An early start

Born into a family that’s been in the jewellery business for over a century, he was drawn to the craft at the young age of 11. He would observe his father and uncles interact with gemstone dealers and spend hours watching the setters and polishers at the workshop of his family’s department store, Bhagat Brothers. “They taught me how to judge the colour, clarity and origin of the stones,” he shares. Once the family business folded up, Viren, along with his brothers, Bharat and Rajan, opened a jewellery atelier in 1991. His sons, Varun and Jay, have also joined the business. “Sometimes, it takes six months to make a ring because of the time we spend on every detail. The younger generation doesn’t have this kind of patience but, thankfully, my boys share my vision and passion,” he adds.

A necklace with Burmese cabochon rubies and diamonds

A necklace with Burmese cabochon rubies and diamonds  

Viren is open about the role his father played in shaping his design aesthetics, his sense of proportion and his interest in drawing. “He taught Akbar Padamsee and Tyeb Mehta, among other artists. On Sunday mornings, they’d visit him [at our house on Marine Drive] and argue about art for hours. Listening to them, I felt like picking up the pencil and I realised that I could draw, too,” he says. But he does not often speak about the other man who also encouraged him to embark on his journey — Italian jewellery designer, Gianni Bulgari.

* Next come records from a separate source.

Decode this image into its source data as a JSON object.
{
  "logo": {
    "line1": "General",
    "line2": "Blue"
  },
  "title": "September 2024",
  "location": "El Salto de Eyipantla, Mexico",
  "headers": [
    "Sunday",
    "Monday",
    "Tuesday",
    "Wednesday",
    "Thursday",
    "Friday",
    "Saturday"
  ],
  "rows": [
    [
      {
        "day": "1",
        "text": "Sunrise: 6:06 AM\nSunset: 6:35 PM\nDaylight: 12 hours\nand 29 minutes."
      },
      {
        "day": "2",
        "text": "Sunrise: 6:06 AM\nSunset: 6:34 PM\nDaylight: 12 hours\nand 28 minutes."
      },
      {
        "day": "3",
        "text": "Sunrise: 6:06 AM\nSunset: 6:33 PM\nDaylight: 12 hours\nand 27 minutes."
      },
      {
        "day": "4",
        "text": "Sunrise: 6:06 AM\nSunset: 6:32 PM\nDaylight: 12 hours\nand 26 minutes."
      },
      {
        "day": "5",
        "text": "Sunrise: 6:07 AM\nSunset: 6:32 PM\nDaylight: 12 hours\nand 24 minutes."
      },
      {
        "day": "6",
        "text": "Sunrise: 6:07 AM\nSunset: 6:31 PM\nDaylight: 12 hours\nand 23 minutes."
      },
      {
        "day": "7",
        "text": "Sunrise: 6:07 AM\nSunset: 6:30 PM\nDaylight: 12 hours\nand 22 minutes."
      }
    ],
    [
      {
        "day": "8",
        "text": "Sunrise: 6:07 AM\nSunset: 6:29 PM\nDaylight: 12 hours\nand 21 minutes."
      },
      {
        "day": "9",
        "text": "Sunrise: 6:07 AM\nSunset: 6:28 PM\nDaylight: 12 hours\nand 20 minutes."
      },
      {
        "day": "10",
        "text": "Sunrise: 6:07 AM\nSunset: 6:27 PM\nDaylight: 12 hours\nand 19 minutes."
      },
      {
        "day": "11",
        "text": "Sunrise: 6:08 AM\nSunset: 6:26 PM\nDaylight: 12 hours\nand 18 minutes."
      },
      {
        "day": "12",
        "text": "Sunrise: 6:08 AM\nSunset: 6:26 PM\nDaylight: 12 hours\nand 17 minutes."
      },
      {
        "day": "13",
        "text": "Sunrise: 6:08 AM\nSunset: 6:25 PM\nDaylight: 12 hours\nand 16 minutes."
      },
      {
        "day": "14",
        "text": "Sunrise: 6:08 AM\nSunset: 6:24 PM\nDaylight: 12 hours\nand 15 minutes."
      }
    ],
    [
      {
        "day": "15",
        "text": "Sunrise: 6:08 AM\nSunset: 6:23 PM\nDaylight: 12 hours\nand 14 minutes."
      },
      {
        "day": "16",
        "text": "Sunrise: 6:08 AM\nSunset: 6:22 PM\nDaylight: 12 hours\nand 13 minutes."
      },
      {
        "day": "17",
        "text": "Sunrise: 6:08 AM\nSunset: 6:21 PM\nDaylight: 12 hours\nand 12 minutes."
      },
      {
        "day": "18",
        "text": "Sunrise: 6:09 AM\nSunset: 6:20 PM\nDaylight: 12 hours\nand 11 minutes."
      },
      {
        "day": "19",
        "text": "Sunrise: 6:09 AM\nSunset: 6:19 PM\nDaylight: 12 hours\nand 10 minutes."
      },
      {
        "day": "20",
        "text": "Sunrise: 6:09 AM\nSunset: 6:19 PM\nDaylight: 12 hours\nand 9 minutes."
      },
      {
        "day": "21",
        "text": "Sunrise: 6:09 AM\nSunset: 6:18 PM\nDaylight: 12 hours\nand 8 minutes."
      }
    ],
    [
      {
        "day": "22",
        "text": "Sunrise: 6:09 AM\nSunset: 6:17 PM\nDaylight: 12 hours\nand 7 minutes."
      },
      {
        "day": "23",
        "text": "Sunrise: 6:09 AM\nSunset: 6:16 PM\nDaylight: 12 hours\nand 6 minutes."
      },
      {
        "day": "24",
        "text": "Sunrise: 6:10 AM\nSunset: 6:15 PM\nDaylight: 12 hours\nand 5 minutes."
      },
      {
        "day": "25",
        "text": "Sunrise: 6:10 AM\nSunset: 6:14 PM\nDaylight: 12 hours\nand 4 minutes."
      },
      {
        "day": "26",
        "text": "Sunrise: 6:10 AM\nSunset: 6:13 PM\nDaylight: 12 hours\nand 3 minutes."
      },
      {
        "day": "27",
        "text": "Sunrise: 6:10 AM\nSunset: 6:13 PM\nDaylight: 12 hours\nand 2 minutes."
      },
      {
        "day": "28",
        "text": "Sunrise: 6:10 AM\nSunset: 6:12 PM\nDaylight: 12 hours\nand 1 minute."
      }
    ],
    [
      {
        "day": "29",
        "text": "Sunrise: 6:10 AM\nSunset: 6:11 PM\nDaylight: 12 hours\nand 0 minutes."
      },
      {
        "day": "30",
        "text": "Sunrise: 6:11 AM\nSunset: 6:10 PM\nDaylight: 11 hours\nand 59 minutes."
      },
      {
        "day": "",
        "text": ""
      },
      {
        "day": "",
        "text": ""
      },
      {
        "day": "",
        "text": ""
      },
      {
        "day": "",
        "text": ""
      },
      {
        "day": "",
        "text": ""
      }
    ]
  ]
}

While on a holiday in Europe in the late 1980s, Viren had visited the Bulgari store in Rome. “I gasped at what I saw on display. It was a defining moment in my life,” he recalls. On returning to Mumbai, he sent a collection of his drawings to Bulgari by post. “Six months later, I got a reply saying he liked them and I could visit him in Europe.” But Viren’s hopes of working with Bulgari were dashed when the designer said he couldn’t employ the young man for just a couple of years and teach him his secrets, only to have him return to India. But, as Viren later told Vanity Fair, Bulgari also told him, “I can see that you’re talented and I’m sure that you’ll be successful wherever you go.” This stamp of approval, he says, “inspired me”.

A Colombian emerald-diamond-and-natural-pearl brooch

A Colombian emerald-diamond-and-natural-pearl brooch  

Future challenges

Viren’s design process begins every morning, drawing on white A5 paper with pencils that he sharpens to a point himself — “because my drawings are so precise” — while listening to trance music “to cut off all disturbances”. “I pick a gemstone from the collection acquired on my travels and see if it matches the design [he once spent 10 years collecting 24 Burmese cabochon rubies for a necklace]. If not, I place the stone in front of me and create a design inspired by it.” Most of the time, however, when he buys a stone, he knows what he will make with it.

At his workshop, the design dictates the cutting of gemstones. Closely supervising his craftsmen for three decades now, he has developed a strong relationship with them. “They turn my flat, one-dimensional paper designs into three-dimensional jewels. We work with a shared passion and, over the years, I’ve come to a level with them that there’s telepathy,” he says. However, he admits there will be challenges, going ahead, “It is becoming tough to find the next generation of craftsmen. They don’t wish to sit on a bench and work with their hands because of the technology available. I believe my sons will face this challenge even more in the future,” he concludes.

Related Topics
This article is closed for comments.
Please Email the Editor

Printable version | May 12, 2021 11:04:18 PM |

Next Story